Data records for software interfaces =>
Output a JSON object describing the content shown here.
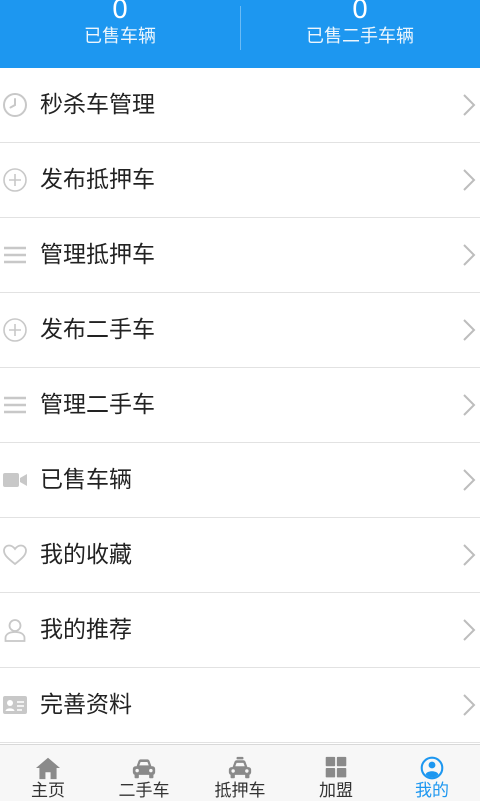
{
  "colors": {
    "accent": "#1d97f0",
    "icon_gray": "#c8c8c8",
    "tab_icon_gray": "#8a8a8a",
    "divider": "#e2e2e2"
  },
  "stats": [
    {
      "value": "0",
      "label": "已售车辆"
    },
    {
      "value": "0",
      "label": "已售二手车辆"
    }
  ],
  "menu": [
    {
      "label": "秒杀车管理",
      "icon": "clock-icon"
    },
    {
      "label": "发布抵押车",
      "icon": "plus-circle-icon"
    },
    {
      "label": "管理抵押车",
      "icon": "list-icon"
    },
    {
      "label": "发布二手车",
      "icon": "plus-circle-icon"
    },
    {
      "label": "管理二手车",
      "icon": "list-icon"
    },
    {
      "label": "已售车辆",
      "icon": "video-camera-icon"
    },
    {
      "label": "我的收藏",
      "icon": "heart-icon"
    },
    {
      "label": "我的推荐",
      "icon": "user-icon"
    },
    {
      "label": "完善资料",
      "icon": "id-card-icon"
    }
  ],
  "tabs": [
    {
      "label": "主页",
      "icon": "home-icon",
      "active": false
    },
    {
      "label": "二手车",
      "icon": "car-icon",
      "active": false
    },
    {
      "label": "抵押车",
      "icon": "taxi-icon",
      "active": false
    },
    {
      "label": "加盟",
      "icon": "grid-icon",
      "active": false
    },
    {
      "label": "我的",
      "icon": "profile-icon",
      "active": true
    }
  ]
}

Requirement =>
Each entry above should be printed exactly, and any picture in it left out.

Exercise result =>
Output a JSON object describing the content shown here.
{
  "colors": {
    "accent": "#1d97f0",
    "icon_gray": "#c8c8c8",
    "tab_icon_gray": "#8a8a8a",
    "divider": "#e2e2e2"
  },
  "stats": [
    {
      "value": "0",
      "label": "已售车辆"
    },
    {
      "value": "0",
      "label": "已售二手车辆"
    }
  ],
  "menu": [
    {
      "label": "秒杀车管理",
      "icon": "clock-icon"
    },
    {
      "label": "发布抵押车",
      "icon": "plus-circle-icon"
    },
    {
      "label": "管理抵押车",
      "icon": "list-icon"
    },
    {
      "label": "发布二手车",
      "icon": "plus-circle-icon"
    },
    {
      "label": "管理二手车",
      "icon": "list-icon"
    },
    {
      "label": "已售车辆",
      "icon": "video-camera-icon"
    },
    {
      "label": "我的收藏",
      "icon": "heart-icon"
    },
    {
      "label": "我的推荐",
      "icon": "user-icon"
    },
    {
      "label": "完善资料",
      "icon": "id-card-icon"
    }
  ],
  "tabs": [
    {
      "label": "主页",
      "icon": "home-icon",
      "active": false
    },
    {
      "label": "二手车",
      "icon": "car-icon",
      "active": false
    },
    {
      "label": "抵押车",
      "icon": "taxi-icon",
      "active": false
    },
    {
      "label": "加盟",
      "icon": "grid-icon",
      "active": false
    },
    {
      "label": "我的",
      "icon": "profile-icon",
      "active": true
    }
  ]
}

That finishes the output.